**What you are asked to do:**
The data below is to be returned in full and exactly.

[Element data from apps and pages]
━━━━━━━━

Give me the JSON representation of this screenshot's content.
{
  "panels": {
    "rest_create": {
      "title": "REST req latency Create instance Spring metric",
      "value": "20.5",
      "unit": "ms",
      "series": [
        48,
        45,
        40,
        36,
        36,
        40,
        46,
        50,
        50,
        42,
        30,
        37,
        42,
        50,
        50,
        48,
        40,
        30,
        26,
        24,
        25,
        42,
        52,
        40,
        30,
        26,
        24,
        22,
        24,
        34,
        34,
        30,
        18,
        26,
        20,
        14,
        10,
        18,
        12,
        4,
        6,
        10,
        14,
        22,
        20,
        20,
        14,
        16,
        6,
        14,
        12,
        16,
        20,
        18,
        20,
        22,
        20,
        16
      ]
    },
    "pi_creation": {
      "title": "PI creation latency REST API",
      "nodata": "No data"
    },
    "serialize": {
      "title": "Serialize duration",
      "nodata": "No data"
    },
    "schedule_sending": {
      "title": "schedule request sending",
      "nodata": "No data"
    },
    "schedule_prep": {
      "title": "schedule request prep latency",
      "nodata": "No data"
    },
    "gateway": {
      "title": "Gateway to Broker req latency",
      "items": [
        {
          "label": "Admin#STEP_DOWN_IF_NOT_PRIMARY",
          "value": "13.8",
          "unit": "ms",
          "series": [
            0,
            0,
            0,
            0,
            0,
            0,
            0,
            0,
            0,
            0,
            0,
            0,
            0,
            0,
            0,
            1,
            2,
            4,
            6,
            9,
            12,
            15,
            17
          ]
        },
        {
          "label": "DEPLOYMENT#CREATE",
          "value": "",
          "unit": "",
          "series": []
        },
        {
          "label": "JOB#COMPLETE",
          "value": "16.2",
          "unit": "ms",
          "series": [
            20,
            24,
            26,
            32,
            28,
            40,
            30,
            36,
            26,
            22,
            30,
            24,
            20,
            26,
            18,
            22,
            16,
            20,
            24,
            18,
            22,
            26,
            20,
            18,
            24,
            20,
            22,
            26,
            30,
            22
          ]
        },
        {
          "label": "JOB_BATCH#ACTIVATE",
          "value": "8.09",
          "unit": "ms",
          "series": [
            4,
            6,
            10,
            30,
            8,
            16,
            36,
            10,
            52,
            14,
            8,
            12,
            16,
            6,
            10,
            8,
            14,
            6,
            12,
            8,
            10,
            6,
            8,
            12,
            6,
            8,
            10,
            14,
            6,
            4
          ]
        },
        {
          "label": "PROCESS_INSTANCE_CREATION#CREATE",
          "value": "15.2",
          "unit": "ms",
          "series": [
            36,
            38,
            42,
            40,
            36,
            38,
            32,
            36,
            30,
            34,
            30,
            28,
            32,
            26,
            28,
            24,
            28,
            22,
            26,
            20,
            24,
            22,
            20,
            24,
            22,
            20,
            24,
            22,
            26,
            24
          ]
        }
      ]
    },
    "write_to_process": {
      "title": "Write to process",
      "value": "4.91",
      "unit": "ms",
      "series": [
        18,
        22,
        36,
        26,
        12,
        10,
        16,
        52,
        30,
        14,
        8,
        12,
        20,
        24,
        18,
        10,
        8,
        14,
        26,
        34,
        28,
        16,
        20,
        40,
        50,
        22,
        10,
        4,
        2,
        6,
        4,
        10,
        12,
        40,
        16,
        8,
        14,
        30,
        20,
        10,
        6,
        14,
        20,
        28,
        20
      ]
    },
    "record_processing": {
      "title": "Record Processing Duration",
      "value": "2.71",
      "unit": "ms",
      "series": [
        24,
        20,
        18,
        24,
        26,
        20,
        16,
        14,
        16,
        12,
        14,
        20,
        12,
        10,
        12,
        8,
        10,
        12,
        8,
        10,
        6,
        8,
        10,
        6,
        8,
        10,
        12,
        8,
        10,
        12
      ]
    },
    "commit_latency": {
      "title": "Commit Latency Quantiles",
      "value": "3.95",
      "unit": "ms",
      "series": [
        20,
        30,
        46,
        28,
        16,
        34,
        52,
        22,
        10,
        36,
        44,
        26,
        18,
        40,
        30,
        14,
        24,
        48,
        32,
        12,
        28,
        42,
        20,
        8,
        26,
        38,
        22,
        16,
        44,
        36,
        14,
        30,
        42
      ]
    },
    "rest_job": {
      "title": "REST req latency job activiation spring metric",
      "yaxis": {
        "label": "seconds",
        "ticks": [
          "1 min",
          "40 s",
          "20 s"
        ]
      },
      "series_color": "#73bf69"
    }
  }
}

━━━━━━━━

**Answer:**
Give me the JSON representation of this screenshot's content.
{
  "panels": {
    "rest_create": {
      "title": "REST req latency Create instance Spring metric",
      "value": "20.5",
      "unit": "ms",
      "series": [
        48,
        45,
        40,
        36,
        36,
        40,
        46,
        50,
        50,
        42,
        30,
        37,
        42,
        50,
        50,
        48,
        40,
        30,
        26,
        24,
        25,
        42,
        52,
        40,
        30,
        26,
        24,
        22,
        24,
        34,
        34,
        30,
        18,
        26,
        20,
        14,
        10,
        18,
        12,
        4,
        6,
        10,
        14,
        22,
        20,
        20,
        14,
        16,
        6,
        14,
        12,
        16,
        20,
        18,
        20,
        22,
        20,
        16
      ]
    },
    "pi_creation": {
      "title": "PI creation latency REST API",
      "nodata": "No data"
    },
    "serialize": {
      "title": "Serialize duration",
      "nodata": "No data"
    },
    "schedule_sending": {
      "title": "schedule request sending",
      "nodata": "No data"
    },
    "schedule_prep": {
      "title": "schedule request prep latency",
      "nodata": "No data"
    },
    "gateway": {
      "title": "Gateway to Broker req latency",
      "items": [
        {
          "label": "Admin#STEP_DOWN_IF_NOT_PRIMARY",
          "value": "13.8",
          "unit": "ms",
          "series": [
            0,
            0,
            0,
            0,
            0,
            0,
            0,
            0,
            0,
            0,
            0,
            0,
            0,
            0,
            0,
            1,
            2,
            4,
            6,
            9,
            12,
            15,
            17
          ]
        },
        {
          "label": "DEPLOYMENT#CREATE",
          "value": "",
          "unit": "",
          "series": []
        },
        {
          "label": "JOB#COMPLETE",
          "value": "16.2",
          "unit": "ms",
          "series": [
            20,
            24,
            26,
            32,
            28,
            40,
            30,
            36,
            26,
            22,
            30,
            24,
            20,
            26,
            18,
            22,
            16,
            20,
            24,
            18,
            22,
            26,
            20,
            18,
            24,
            20,
            22,
            26,
            30,
            22
          ]
        },
        {
          "label": "JOB_BATCH#ACTIVATE",
          "value": "8.09",
          "unit": "ms",
          "series": [
            4,
            6,
            10,
            30,
            8,
            16,
            36,
            10,
            52,
            14,
            8,
            12,
            16,
            6,
            10,
            8,
            14,
            6,
            12,
            8,
            10,
            6,
            8,
            12,
            6,
            8,
            10,
            14,
            6,
            4
          ]
        },
        {
          "label": "PROCESS_INSTANCE_CREATION#CREATE",
          "value": "15.2",
          "unit": "ms",
          "series": [
            36,
            38,
            42,
            40,
            36,
            38,
            32,
            36,
            30,
            34,
            30,
            28,
            32,
            26,
            28,
            24,
            28,
            22,
            26,
            20,
            24,
            22,
            20,
            24,
            22,
            20,
            24,
            22,
            26,
            24
          ]
        }
      ]
    },
    "write_to_process": {
      "title": "Write to process",
      "value": "4.91",
      "unit": "ms",
      "series": [
        18,
        22,
        36,
        26,
        12,
        10,
        16,
        52,
        30,
        14,
        8,
        12,
        20,
        24,
        18,
        10,
        8,
        14,
        26,
        34,
        28,
        16,
        20,
        40,
        50,
        22,
        10,
        4,
        2,
        6,
        4,
        10,
        12,
        40,
        16,
        8,
        14,
        30,
        20,
        10,
        6,
        14,
        20,
        28,
        20
      ]
    },
    "record_processing": {
      "title": "Record Processing Duration",
      "value": "2.71",
      "unit": "ms",
      "series": [
        24,
        20,
        18,
        24,
        26,
        20,
        16,
        14,
        16,
        12,
        14,
        20,
        12,
        10,
        12,
        8,
        10,
        12,
        8,
        10,
        6,
        8,
        10,
        6,
        8,
        10,
        12,
        8,
        10,
        12
      ]
    },
    "commit_latency": {
      "title": "Commit Latency Quantiles",
      "value": "3.95",
      "unit": "ms",
      "series": [
        20,
        30,
        46,
        28,
        16,
        34,
        52,
        22,
        10,
        36,
        44,
        26,
        18,
        40,
        30,
        14,
        24,
        48,
        32,
        12,
        28,
        42,
        20,
        8,
        26,
        38,
        22,
        16,
        44,
        36,
        14,
        30,
        42
      ]
    },
    "rest_job": {
      "title": "REST req latency job activiation spring metric",
      "yaxis": {
        "label": "seconds",
        "ticks": [
          "1 min",
          "40 s",
          "20 s"
        ]
      },
      "series_color": "#73bf69"
    }
  }
}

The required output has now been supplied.